1. Word of mouth marketing
While a seemingly obvious answer, this option was by far the preferred method of everyone who contributed to the conversation. I would add that social media and a designer’s online presence contribute immensely to the “word of mouth” method. Whether people are talking or typing, when one person tells another person about your design services, it’s word of mouth marketing. Below are a few comments and tips that the readers contributed:
The word of mouth has been my friend for a long time. It’s been working so great that I’ve done almost exclusively local projects, I didn’t have to worry about looking for other clients elsewhere.
Here in Cyprus, the whole world really revolves around word of mouth. Different people will work differently, but as long as the client is 100% happy, it’s all good – repeat work, or future clients are virtually a given then.When I first started working out here, I didn’t realise that, shot myself in the foot once or twice.
Word of mouth is king for sure! Nothing sells your services better than someone else raving about them. The majority of my work comes via word of mouth, but unfortunately not quite enough and I’ve had to pursue other methods of landing clients.
Word of mouth. After being self employed for more than 20 years, there is always someone who will pass along my name.
2. Knocking Doors/Cold Calling
Surprisingly, this technique came in second place. Cold-calling or knocking doors can include a number of different techniques including:
- Emailing a business
- Actually knocking on a business’ door
- Contacting a business via social media
- Calling a business on the phone
- Approaching a business owner face to face
Here are a few of the tips the readers offered when it comes to finding new clients via “the cold call”:
My favourite ‘way’ is simple – I find out about some small/medium businesses in the area, then prepare myself and go to them. Just like that. 15min talk with business owner/someone in charge. It really works. I’d say better than any ad you may put anywhere in the city.I even set some time during the week to walk across the city. I write down names of cafeterias, shops, pubs, clubs, restaurants etc. Then find out if they have/need a website etc – if they do, I go to them.
Twitter is also another good way to connect with potential clients. I keep a running search open in TweetDeck for “graphic design” as well as a more localized search feed. Any time I see someone say “I need a designer!” I contact them immediately and ask what they need help with. These are usually one-off projects, but sometimes you make a solid, long-term connection that leads to more work.
Some readers also offered their opposing views on using the cold-call method:
Good idea, but most want your work for cheap because they know you are a start-up and looking for clients whereas other designers are too busy to go around door to door, they might be viewed less needy for work. (View the entire discussion here.)
3. Participate in Forums
Finding a good community to participate in is a great way to network with a lot of other professionals who could later offer you a design job. I also like the creative take that Ashley suggests: offering a contest where you give away something for free in hopes to get a paying job out of it in the future.
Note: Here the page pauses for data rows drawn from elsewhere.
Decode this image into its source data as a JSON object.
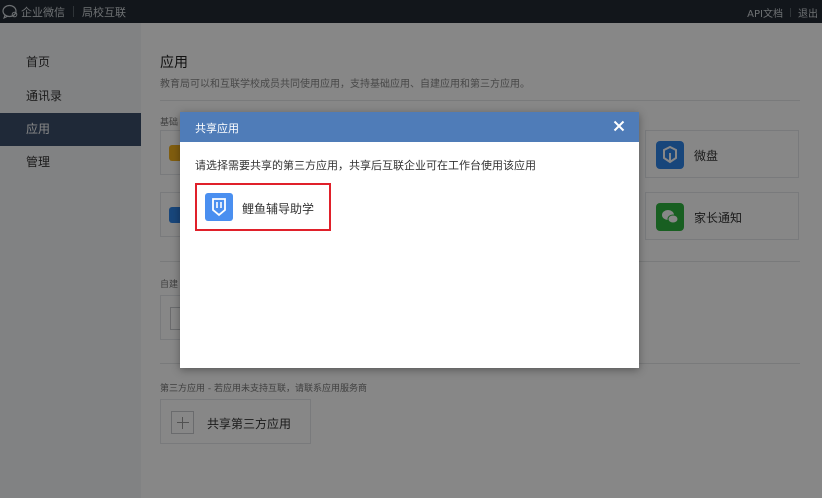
{
  "topbar": {
    "brand": "企业微信",
    "module": "局校互联",
    "api_doc": "API文档",
    "logout": "退出"
  },
  "sidebar": {
    "items": [
      {
        "label": "首页"
      },
      {
        "label": "通讯录"
      },
      {
        "label": "应用"
      },
      {
        "label": "管理"
      }
    ]
  },
  "main": {
    "title": "应用",
    "description": "教育局可以和互联学校成员共同使用应用，支持基础应用、自建应用和第三方应用。",
    "basic_section_label": "基础",
    "basic_apps": [
      {
        "name": "微盘",
        "icon": "weipan-icon",
        "color": "#2f84e8"
      },
      {
        "name": "家长通知",
        "icon": "chat-bubble-icon",
        "color": "#2fb33f"
      }
    ],
    "custom_section_label": "自建",
    "third_party_section_label": "第三方应用 - 若应用未支持互联，请联系应用服务商",
    "add_third_party_label": "共享第三方应用"
  },
  "modal": {
    "title": "共享应用",
    "description": "请选择需要共享的第三方应用，共享后互联企业可在工作台使用该应用",
    "apps": [
      {
        "name": "鲤鱼辅导助学",
        "icon": "bookmark-shield-icon",
        "color": "#4a8ff0",
        "highlight": "#e0202a"
      }
    ]
  }
}
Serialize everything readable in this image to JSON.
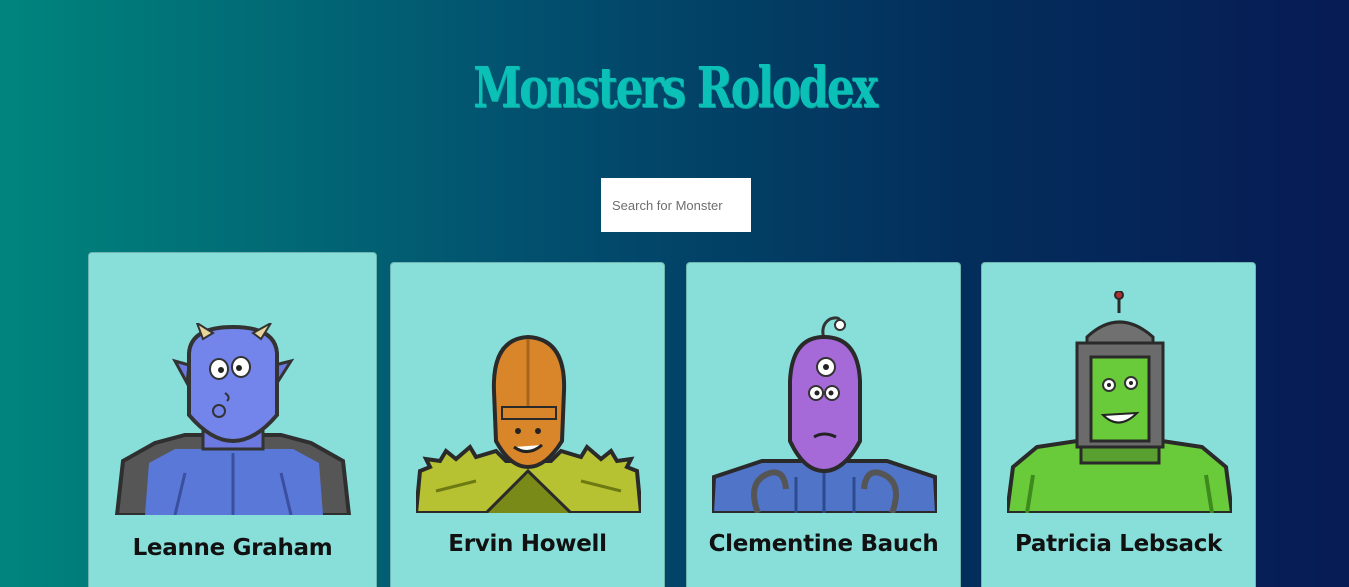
{
  "header": {
    "title": "Monsters Rolodex"
  },
  "search": {
    "placeholder": "Search for Monster",
    "value": ""
  },
  "monsters": [
    {
      "name": "Leanne Graham",
      "avatar_icon": "blue-horned-monster-icon",
      "color": "#6f7fe0"
    },
    {
      "name": "Ervin Howell",
      "avatar_icon": "orange-spiky-monster-icon",
      "color": "#d9862a"
    },
    {
      "name": "Clementine Bauch",
      "avatar_icon": "purple-cyclops-monster-icon",
      "color": "#a56ad8"
    },
    {
      "name": "Patricia Lebsack",
      "avatar_icon": "green-robot-monster-icon",
      "color": "#6acb3a"
    }
  ],
  "colors": {
    "title": "#0bc0b7",
    "card_background": "#88dfda"
  }
}
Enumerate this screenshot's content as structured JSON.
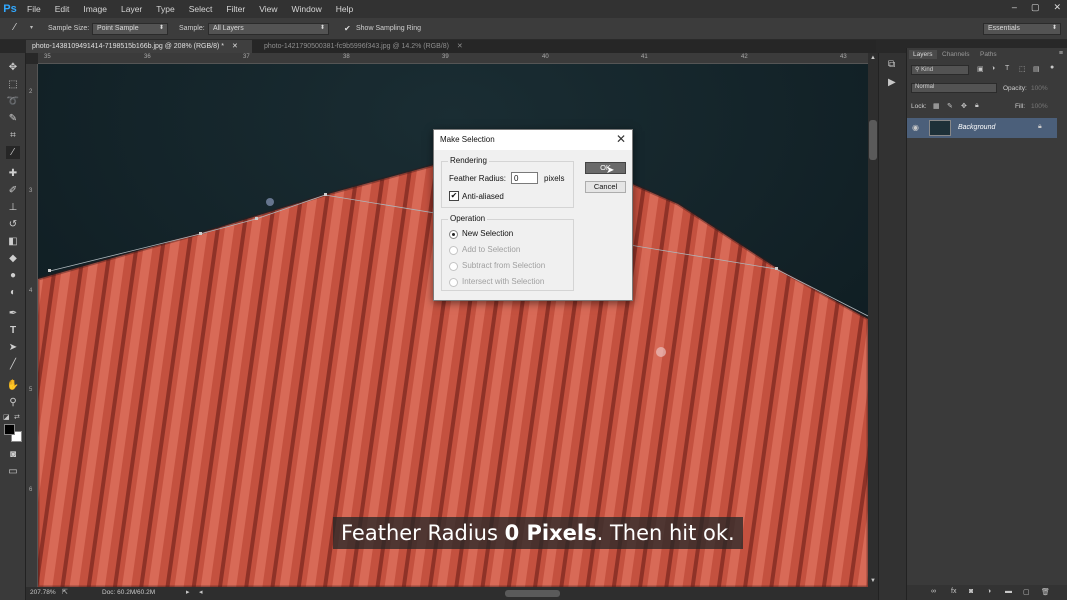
{
  "app": {
    "logo": "Ps"
  },
  "menu": [
    "File",
    "Edit",
    "Image",
    "Layer",
    "Type",
    "Select",
    "Filter",
    "View",
    "Window",
    "Help"
  ],
  "window_controls": [
    "–",
    "▢",
    "✕"
  ],
  "options": {
    "sample_size_label": "Sample Size:",
    "sample_size_value": "Point Sample",
    "sample_label": "Sample:",
    "sample_value": "All Layers",
    "show_ring_label": "Show Sampling Ring",
    "workspace": "Essentials"
  },
  "tabs": [
    {
      "label": "photo-1438109491414-7198515b166b.jpg @ 208% (RGB/8) *",
      "active": true
    },
    {
      "label": "photo-1421790500381-fc9b5996f343.jpg @ 14.2% (RGB/8)",
      "active": false
    }
  ],
  "ruler_top": [
    "35",
    "36",
    "37",
    "38",
    "39",
    "40",
    "41",
    "42",
    "43"
  ],
  "ruler_left": [
    "2",
    "3",
    "4",
    "5",
    "6"
  ],
  "status": {
    "zoom": "207.78%",
    "doc": "Doc: 60.2M/60.2M"
  },
  "panel": {
    "tabs": [
      "Layers",
      "Channels",
      "Paths"
    ],
    "kind": "Kind",
    "blend_mode": "Normal",
    "opacity_label": "Opacity:",
    "opacity_value": "100%",
    "lock_label": "Lock:",
    "fill_label": "Fill:",
    "fill_value": "100%",
    "layer_name": "Background"
  },
  "dialog": {
    "title": "Make Selection",
    "rendering_label": "Rendering",
    "feather_label": "Feather Radius:",
    "feather_value": "0",
    "feather_unit": "pixels",
    "antialias_label": "Anti-aliased",
    "antialias_checked": true,
    "operation_label": "Operation",
    "ops": [
      "New Selection",
      "Add to Selection",
      "Subtract from Selection",
      "Intersect with Selection"
    ],
    "ok_label": "OK",
    "cancel_label": "Cancel"
  },
  "subtitle": {
    "pre": "Feather Radius ",
    "bold": "0 Pixels",
    "post": ". Then hit ok."
  }
}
This is a great implementation of Chris Anderson’s “Freemium” principle.
I got my first big break from forums at goodreads. I’ve been in a group with a bunch of authors for a while before I started freelancing (so I knew these people). I offered my services up for 3 free websites, kind of like a contest. After I finished those I posted them up in the forums and people liked them so much they’ve been coming to me ever since.
I took some advice from David Airey’s forum and offered my services pro bono to a local Non-Profit Company. The company brings local musicians to retirement homes and hospitals. This has caused a surge in business from the musicians. I have been hired for two websites, several flyers, and I am working on a CD cover for a musician’s first album. I am a strong believer that “freemium” works.
4. Design Contests / Freelancing Sites
This is always a hot topic in the design community. Should designers participate in design contests, crowdsourcing, freelance sites, etc? Check out what a few readers had to say about the issue:
Design contests are a great source for “getting your foot in the door” with new clients.Yes, you may not get paid for every single line you draw (I don’t remember ever being directly paid for networking either!)and yes, not every contest you win will become a long term client. But, there are many creative designers that are finding after providing say a logo via a contest, the client then turns to them in the future for further branding and design services. In the interviews I have been doing with designers participating on design contest sites this is an obvious trend.
So far I have only worked on projects through freelancing sites. All my clients are from abroad. I haven’t done even a single project locally since I started working for freelancing sites. The beauty of freelancing sites is you choose the job, you decide the price and time frame and get paid much much better than what a local client can pay you.
There are obviously countless ways to find new design clients. A few other suggestions that were made included local print advertising, job-searching on classified listings like Craig’s List, Job Boards and more.
Keep the conversation going!
Now it’s your turn. You’ve heard my opinion and the thoughts of some other readers here at GDB. What’s your two cents? How do you find new design clients? Do you agree with the tips offered above? Contribute to the conversation!